_Extracted records_
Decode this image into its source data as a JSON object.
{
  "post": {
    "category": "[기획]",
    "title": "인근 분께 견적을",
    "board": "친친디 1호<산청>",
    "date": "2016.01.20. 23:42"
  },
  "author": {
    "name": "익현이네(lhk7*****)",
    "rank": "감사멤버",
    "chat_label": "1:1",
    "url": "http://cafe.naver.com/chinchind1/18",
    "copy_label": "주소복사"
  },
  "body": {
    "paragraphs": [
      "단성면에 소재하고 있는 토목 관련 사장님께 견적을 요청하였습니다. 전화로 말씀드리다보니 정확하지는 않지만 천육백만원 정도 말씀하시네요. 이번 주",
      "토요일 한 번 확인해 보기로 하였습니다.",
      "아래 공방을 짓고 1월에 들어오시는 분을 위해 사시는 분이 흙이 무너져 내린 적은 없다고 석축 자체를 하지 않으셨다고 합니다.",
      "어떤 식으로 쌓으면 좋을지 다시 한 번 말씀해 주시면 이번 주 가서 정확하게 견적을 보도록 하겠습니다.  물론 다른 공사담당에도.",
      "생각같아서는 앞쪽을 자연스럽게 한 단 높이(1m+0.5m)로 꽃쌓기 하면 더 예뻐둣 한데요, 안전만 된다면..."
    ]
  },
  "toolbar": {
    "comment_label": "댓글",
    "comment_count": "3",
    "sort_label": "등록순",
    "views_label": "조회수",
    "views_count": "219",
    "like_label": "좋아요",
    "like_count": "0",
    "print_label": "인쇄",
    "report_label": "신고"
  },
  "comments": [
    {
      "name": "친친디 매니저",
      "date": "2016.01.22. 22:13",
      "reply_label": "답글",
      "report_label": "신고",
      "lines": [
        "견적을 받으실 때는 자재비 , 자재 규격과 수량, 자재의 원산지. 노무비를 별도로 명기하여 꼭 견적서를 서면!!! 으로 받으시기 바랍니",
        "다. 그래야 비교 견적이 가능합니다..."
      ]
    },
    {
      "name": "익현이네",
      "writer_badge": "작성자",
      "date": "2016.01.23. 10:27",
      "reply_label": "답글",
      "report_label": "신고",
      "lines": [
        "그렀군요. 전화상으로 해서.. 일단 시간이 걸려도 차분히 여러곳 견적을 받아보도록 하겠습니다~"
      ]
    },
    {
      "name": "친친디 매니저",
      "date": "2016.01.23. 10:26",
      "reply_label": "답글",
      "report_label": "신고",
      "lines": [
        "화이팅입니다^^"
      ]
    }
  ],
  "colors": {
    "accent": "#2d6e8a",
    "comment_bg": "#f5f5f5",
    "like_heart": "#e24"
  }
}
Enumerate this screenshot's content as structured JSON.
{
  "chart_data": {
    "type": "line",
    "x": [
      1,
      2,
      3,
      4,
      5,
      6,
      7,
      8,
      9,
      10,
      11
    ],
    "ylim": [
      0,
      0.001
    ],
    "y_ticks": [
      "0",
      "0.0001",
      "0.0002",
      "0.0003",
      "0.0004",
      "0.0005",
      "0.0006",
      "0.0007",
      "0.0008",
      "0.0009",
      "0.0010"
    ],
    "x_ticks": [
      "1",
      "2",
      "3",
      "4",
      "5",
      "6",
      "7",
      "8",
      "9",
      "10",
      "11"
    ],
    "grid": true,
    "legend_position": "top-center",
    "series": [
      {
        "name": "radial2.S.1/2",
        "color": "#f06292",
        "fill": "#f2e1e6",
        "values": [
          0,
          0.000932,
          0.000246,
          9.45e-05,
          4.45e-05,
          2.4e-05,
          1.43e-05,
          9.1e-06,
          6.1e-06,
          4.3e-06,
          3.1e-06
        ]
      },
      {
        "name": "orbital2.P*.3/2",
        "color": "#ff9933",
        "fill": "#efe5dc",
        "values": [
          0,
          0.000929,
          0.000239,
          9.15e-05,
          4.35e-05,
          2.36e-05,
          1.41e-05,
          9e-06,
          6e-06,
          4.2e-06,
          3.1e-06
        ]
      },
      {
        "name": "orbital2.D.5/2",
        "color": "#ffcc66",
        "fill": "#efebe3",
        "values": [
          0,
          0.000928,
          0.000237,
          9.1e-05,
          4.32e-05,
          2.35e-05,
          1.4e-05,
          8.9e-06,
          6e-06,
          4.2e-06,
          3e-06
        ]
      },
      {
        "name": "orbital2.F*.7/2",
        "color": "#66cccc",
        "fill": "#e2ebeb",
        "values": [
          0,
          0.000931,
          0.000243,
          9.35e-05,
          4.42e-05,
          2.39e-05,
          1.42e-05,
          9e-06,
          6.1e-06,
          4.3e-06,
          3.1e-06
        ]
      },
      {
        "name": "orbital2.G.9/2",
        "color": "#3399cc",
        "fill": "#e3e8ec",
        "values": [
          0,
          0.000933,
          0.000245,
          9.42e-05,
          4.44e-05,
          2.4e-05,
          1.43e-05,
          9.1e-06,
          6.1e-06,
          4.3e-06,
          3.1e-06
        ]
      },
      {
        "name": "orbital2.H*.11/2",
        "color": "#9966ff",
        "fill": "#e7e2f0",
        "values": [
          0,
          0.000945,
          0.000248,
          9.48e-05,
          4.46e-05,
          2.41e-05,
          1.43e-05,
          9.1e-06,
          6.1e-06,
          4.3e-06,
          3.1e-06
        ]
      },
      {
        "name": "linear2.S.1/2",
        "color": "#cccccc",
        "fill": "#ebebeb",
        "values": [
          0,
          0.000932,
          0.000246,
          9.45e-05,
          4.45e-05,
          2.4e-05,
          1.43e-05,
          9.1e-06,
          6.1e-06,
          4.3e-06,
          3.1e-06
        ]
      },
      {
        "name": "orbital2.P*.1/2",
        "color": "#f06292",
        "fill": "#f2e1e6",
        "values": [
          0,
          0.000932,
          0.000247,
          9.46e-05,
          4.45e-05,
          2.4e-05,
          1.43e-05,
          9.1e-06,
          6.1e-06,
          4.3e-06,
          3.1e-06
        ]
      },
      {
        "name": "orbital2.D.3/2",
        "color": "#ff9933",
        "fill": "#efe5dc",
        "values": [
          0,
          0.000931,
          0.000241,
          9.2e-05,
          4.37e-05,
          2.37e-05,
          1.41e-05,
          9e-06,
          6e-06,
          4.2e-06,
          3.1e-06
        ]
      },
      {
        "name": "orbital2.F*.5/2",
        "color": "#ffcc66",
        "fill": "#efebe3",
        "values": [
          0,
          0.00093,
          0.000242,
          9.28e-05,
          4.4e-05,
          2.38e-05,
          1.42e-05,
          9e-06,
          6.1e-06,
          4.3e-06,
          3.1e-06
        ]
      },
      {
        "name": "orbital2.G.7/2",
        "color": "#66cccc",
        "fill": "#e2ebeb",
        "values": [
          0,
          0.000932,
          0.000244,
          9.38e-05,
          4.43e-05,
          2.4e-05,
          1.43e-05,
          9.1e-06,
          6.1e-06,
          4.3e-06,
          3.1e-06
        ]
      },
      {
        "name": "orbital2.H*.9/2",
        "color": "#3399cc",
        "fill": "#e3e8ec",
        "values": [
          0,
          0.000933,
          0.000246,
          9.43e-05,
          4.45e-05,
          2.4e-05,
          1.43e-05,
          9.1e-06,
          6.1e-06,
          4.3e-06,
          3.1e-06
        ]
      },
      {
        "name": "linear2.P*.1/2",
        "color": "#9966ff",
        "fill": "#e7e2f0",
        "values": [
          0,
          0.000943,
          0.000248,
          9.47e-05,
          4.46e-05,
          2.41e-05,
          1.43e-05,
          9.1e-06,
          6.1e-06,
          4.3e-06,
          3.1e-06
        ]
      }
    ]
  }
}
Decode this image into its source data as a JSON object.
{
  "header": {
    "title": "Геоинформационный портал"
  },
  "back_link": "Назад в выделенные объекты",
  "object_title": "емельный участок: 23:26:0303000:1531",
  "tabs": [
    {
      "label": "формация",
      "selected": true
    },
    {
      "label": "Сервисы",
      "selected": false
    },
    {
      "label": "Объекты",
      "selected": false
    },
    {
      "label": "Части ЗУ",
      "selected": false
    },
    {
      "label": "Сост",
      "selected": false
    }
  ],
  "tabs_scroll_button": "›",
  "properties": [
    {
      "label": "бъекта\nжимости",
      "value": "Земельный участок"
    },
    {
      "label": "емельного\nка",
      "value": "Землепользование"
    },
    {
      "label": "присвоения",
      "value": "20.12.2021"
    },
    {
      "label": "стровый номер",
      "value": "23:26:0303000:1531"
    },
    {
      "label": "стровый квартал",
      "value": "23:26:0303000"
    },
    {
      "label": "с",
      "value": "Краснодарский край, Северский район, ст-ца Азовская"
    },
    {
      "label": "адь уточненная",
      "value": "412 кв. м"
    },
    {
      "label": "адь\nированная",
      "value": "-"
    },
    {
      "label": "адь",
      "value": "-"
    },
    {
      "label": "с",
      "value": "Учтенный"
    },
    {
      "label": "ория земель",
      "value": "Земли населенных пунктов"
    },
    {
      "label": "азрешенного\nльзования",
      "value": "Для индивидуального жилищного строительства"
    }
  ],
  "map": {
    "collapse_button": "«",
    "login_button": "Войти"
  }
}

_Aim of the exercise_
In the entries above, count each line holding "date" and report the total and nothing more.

_Solution for this task_
4